[Start of Attachment]

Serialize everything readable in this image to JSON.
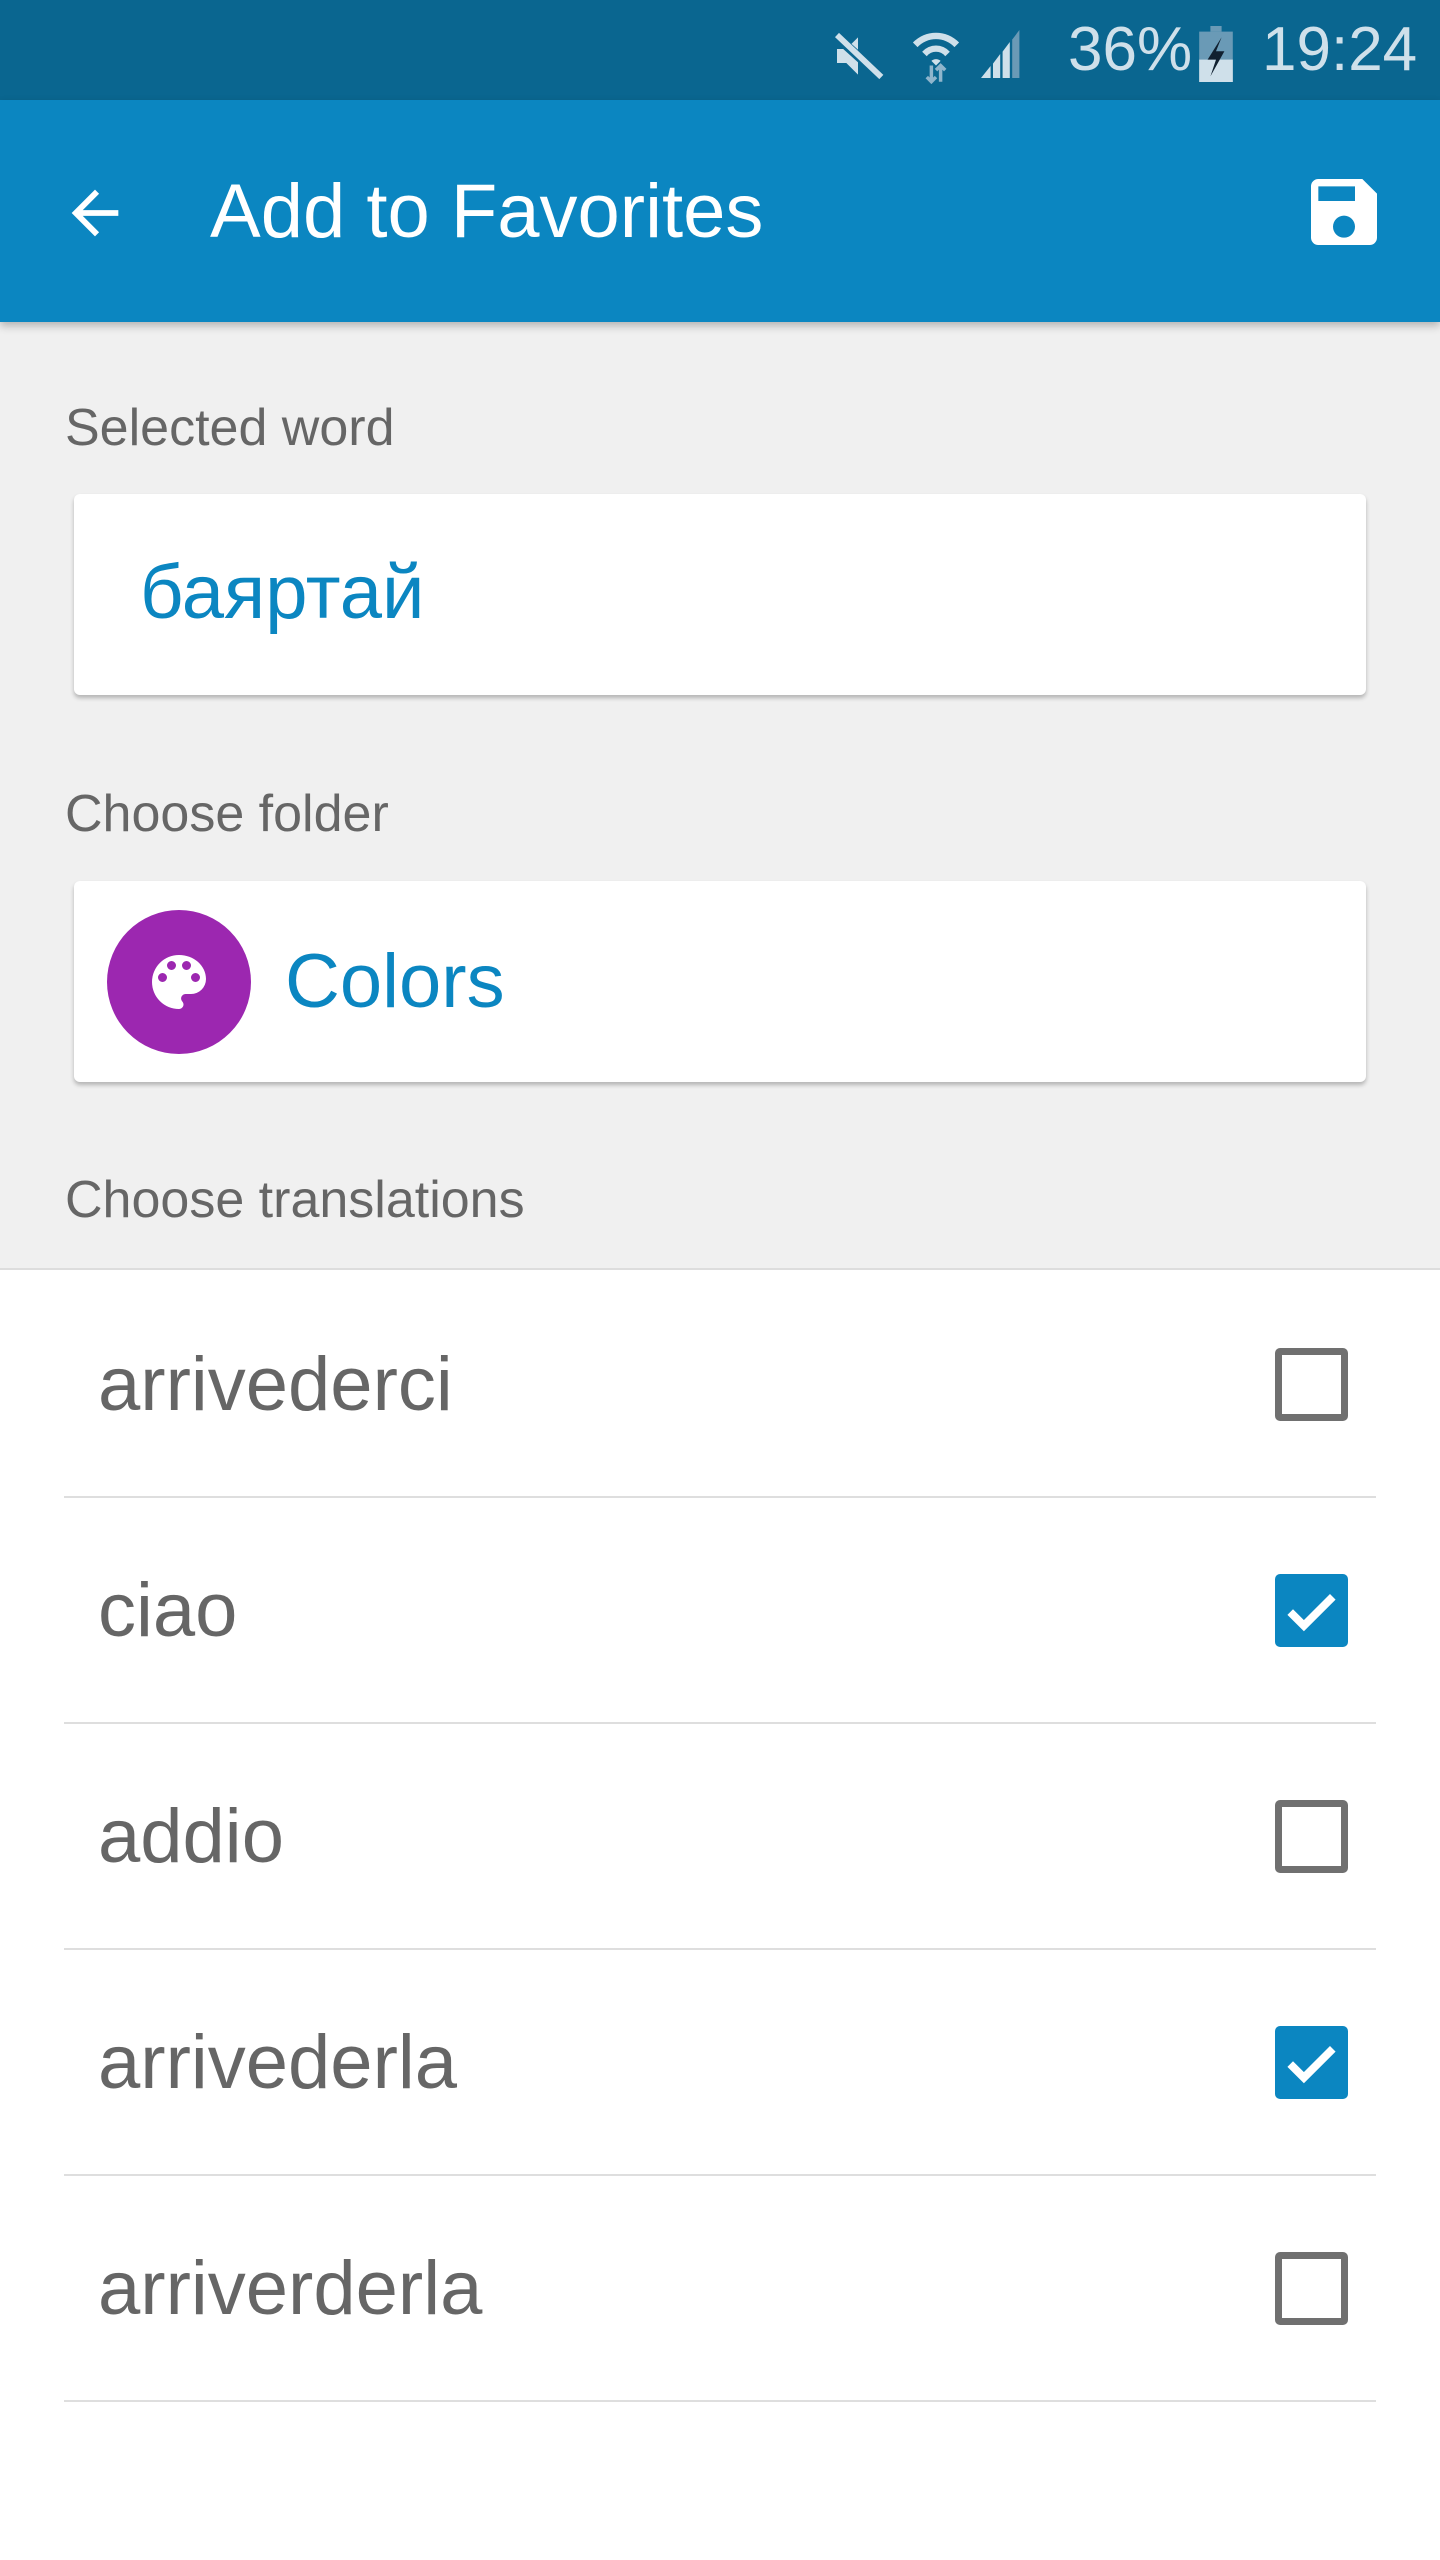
{
  "status_bar": {
    "battery": "36%",
    "time": "19:24",
    "icons": [
      "mute-icon",
      "wifi-icon",
      "signal-icon",
      "battery-charging-icon"
    ]
  },
  "app_bar": {
    "title": "Add to Favorites",
    "back_icon": "arrow-left-icon",
    "save_icon": "save-floppy-icon"
  },
  "selected_word": {
    "label": "Selected word",
    "value": "баяртай"
  },
  "folder": {
    "label": "Choose folder",
    "name": "Colors",
    "icon": "palette-icon",
    "icon_color": "#9c27b0"
  },
  "translations": {
    "label": "Choose translations",
    "items": [
      {
        "word": "arrivederci",
        "checked": false
      },
      {
        "word": "ciao",
        "checked": true
      },
      {
        "word": "addio",
        "checked": false
      },
      {
        "word": "arrivederla",
        "checked": true
      },
      {
        "word": "arriverderla",
        "checked": false
      }
    ]
  },
  "colors": {
    "accent": "#0b86c1",
    "status_bar": "#0a6690"
  }
}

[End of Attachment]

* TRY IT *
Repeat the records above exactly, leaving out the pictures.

* YOUR RESPONSE *
Serialize everything readable in this image to JSON.
{
  "status_bar": {
    "battery": "36%",
    "time": "19:24",
    "icons": [
      "mute-icon",
      "wifi-icon",
      "signal-icon",
      "battery-charging-icon"
    ]
  },
  "app_bar": {
    "title": "Add to Favorites",
    "back_icon": "arrow-left-icon",
    "save_icon": "save-floppy-icon"
  },
  "selected_word": {
    "label": "Selected word",
    "value": "баяртай"
  },
  "folder": {
    "label": "Choose folder",
    "name": "Colors",
    "icon": "palette-icon",
    "icon_color": "#9c27b0"
  },
  "translations": {
    "label": "Choose translations",
    "items": [
      {
        "word": "arrivederci",
        "checked": false
      },
      {
        "word": "ciao",
        "checked": true
      },
      {
        "word": "addio",
        "checked": false
      },
      {
        "word": "arrivederla",
        "checked": true
      },
      {
        "word": "arriverderla",
        "checked": false
      }
    ]
  },
  "colors": {
    "accent": "#0b86c1",
    "status_bar": "#0a6690"
  }
}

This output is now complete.